Prior to the 2008 collapse, one common mortgage product, known as an 80/20 loan, involved a first lien loan for 80 percent of the value of the home and a second lien loan for the remaining 20 percent. Since the second mortgage holder only receives proceeds from a foreclosure sale if there are any surplus funds after paying off the first mortgage, some holders, instead of charging off the loans, sold the loans to debt buyers. According to the CFPB, “such sales often occurred unbeknownst to borrowers, who continued to receive no communications regarding the loans.” With home prices rising in recent years, some debt buyers have initiated attempts to collect. In some instances, this debt may be time-barred under applicable state law.
In its advisory opinion, the CFPB affirms that: (1) the FDCPA prohibits a debt collector from suing or threatening to sue to collect a time-barred debt; and (2) this prohibition applies even if the debt collector neither knows nor should know that the debt is time barred. “Accordingly, an FDCPA debt collector who brings or threatens to bring a [s]tate court foreclosure action to collect a time-barred mortgage debt may violate the FDCPA and Regulation F.”
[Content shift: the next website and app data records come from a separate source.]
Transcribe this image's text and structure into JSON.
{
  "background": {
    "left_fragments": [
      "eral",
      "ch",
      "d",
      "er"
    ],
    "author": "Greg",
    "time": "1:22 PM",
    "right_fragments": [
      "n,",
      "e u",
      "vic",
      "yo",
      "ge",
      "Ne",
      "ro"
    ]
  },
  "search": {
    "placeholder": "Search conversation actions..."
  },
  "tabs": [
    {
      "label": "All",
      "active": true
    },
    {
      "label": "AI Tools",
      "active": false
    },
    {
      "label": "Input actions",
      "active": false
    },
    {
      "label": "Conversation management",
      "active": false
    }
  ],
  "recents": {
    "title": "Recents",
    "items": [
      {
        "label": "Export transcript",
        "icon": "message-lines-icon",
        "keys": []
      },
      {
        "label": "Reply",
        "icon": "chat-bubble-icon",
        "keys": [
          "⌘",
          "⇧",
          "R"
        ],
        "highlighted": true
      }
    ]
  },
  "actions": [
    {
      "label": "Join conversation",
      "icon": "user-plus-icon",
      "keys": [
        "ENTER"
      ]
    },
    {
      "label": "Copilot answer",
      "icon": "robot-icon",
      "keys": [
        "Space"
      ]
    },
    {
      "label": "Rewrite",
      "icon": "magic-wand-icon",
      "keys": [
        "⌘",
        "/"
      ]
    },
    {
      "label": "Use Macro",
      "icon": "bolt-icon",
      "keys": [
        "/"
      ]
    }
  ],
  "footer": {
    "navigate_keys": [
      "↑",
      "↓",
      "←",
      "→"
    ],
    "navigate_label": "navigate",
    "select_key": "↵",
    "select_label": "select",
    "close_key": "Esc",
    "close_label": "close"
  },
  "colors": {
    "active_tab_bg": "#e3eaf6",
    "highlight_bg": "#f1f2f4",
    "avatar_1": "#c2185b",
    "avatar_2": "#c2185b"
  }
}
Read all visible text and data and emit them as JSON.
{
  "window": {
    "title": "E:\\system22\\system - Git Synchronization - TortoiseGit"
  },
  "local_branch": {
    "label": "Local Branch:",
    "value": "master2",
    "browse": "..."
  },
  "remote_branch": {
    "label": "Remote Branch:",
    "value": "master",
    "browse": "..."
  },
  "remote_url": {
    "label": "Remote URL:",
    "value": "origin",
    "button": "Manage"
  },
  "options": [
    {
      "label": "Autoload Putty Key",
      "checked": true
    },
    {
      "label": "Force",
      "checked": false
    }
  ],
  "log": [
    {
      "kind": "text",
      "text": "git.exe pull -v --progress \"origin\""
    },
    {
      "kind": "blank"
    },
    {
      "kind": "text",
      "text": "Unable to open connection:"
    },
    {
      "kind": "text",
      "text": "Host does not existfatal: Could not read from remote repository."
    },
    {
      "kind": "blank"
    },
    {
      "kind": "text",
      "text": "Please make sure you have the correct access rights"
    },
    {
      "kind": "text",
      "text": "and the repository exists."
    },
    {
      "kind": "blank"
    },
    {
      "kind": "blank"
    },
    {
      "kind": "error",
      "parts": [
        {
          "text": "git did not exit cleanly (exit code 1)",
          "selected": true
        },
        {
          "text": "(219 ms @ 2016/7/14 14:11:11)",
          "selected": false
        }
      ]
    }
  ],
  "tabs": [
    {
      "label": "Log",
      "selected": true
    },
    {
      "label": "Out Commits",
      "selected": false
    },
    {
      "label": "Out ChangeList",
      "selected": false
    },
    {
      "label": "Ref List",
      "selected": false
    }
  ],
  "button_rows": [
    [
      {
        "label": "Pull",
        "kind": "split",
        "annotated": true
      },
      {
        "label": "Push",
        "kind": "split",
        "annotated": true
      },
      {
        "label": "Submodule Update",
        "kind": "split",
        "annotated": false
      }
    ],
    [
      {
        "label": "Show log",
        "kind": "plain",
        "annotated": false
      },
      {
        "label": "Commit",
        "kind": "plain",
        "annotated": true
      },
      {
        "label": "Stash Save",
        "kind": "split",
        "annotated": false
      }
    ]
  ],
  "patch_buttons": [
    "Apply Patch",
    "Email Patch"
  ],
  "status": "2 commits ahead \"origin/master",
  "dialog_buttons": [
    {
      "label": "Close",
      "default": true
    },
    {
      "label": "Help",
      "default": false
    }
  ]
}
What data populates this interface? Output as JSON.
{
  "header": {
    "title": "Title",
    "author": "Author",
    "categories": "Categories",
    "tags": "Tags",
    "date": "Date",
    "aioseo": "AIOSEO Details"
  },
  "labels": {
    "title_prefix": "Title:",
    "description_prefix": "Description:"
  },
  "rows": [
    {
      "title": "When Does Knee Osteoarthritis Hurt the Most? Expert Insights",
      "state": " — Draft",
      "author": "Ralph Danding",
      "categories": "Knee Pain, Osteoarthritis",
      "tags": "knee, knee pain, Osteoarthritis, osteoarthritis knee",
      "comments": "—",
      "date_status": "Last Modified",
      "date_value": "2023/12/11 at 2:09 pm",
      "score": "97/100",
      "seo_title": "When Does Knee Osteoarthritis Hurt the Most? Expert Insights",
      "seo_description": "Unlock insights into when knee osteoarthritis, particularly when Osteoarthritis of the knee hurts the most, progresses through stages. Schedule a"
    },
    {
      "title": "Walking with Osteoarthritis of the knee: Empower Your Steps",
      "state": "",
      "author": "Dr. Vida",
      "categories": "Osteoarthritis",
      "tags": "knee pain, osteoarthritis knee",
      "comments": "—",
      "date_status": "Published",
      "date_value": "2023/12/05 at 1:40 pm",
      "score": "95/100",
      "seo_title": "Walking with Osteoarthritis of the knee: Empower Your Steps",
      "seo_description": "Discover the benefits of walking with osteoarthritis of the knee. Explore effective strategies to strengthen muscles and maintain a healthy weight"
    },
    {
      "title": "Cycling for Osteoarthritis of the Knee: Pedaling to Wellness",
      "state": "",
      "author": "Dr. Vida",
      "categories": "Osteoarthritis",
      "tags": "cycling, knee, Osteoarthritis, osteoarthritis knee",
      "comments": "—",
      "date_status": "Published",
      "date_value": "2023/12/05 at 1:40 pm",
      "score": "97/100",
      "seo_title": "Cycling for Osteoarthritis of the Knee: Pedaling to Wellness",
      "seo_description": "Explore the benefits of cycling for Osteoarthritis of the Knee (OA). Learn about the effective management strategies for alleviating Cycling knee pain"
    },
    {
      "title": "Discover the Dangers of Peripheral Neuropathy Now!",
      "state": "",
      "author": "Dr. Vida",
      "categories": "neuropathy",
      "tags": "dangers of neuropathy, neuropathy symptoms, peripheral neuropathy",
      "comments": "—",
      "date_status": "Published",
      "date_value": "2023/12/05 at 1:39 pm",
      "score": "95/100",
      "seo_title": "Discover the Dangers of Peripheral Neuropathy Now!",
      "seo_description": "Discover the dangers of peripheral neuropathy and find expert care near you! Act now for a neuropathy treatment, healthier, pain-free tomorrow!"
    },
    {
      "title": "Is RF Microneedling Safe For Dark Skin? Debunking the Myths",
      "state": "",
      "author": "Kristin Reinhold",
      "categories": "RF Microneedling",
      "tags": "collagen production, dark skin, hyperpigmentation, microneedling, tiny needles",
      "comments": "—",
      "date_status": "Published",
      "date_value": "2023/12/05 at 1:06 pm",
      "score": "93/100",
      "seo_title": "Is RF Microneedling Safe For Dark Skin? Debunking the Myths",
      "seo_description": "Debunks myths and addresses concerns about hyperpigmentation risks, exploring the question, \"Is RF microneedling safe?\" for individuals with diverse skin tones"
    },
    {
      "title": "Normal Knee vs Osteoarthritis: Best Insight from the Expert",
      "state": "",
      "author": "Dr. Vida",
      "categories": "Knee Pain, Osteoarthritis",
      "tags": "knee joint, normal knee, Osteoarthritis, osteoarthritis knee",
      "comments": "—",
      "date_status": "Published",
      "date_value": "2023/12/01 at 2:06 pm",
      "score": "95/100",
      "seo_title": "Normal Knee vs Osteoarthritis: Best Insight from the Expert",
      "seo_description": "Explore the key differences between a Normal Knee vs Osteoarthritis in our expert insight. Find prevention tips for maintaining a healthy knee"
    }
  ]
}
The CFPB also notes in its opinion that debt collection activity is subject to the other prohibitions of the FDCPA whether or not that debt is time-barred. For example, debt collectors are prohibited from falsely representing the character, amount, or legal status of any debt, threatening to take any action that cannot legally be taken, and selling or placing for collection a debt that the debt collector knows or should know has been paid, settled, or discharged in bankruptcy.
In the press release that accompanied the issuance of the advisory opinion, the CFPB concluded by warning, “the CFPB and state attorneys general have the authority in appropriate circumstances to take action against institutions and individuals violating the [FDCPA] and Regulation F. The CFPB will be monitoring the debt collection market for violations related to time-barred mortgages as well as to time-barred non-mortgage debt.”